 As I look through the links.  Some issues give rise that we've already covered.  I will reiterate why their basis doesn't hold water.

One link claims the dating of writing is far beyond the actual events and therefore should be taken with caution.  Most of history was written down far beyond the actual events and all of history needs to be taken in the same manner.  This places the Bible in the same category as the rest of history still.

Also, the other link quesitons the numbers (we've talked about how they're exaggerated)

They add that exaggerations suggest a made up story (which must apply to all historical writings with exaggerations... which applies to 99% of history as we know it.. we've covered this as well)

Also, The article is assuming Egypt is meaded out and boardered as clearly as it is today.  We've covered way back that the writers... who are scribing events, probably on notes or fragments themselves are referencing location based on waht they know that day and not neccessarily what was when the events took place.. what is Egypt when the writers compiled the information may not have been at the time.  It may have likely been open territory.  There are no specific references to parts of Egypt other than some unnamed pharohs and temples.  It is well known the history of Egypt to the point that the Biblical accounts could have happened in the Torah.  

I think the biggest thing to take from these links is their assumption of specific boarders as to which there weren't and taht history is written differently than the Bible.  

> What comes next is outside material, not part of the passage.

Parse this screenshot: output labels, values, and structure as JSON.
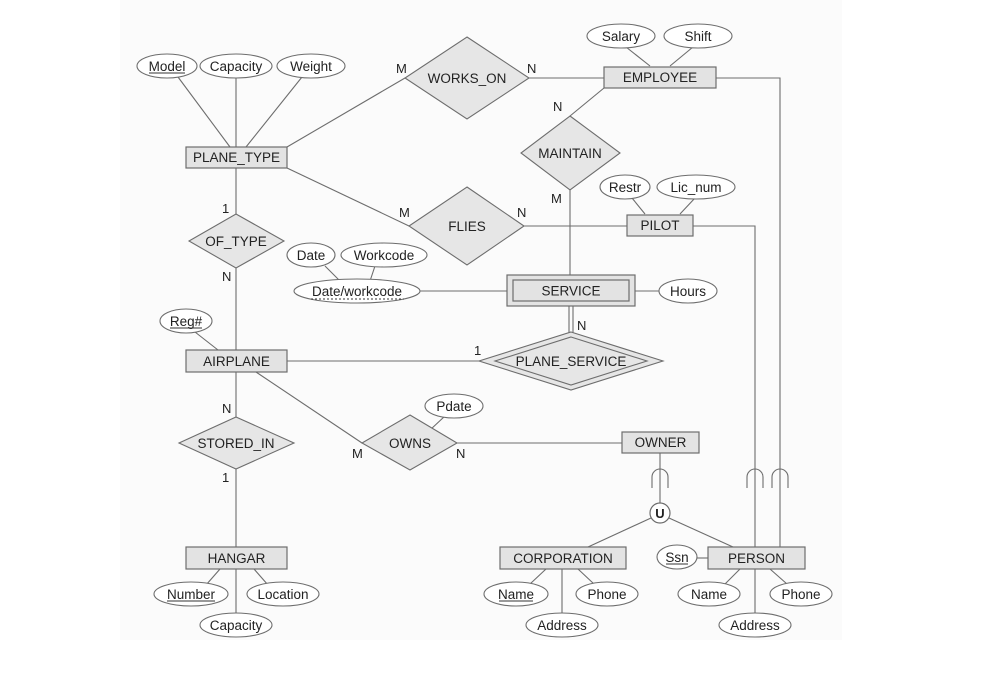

yea, was able to read the links sooner than I thought I would... If I missed something, let me know.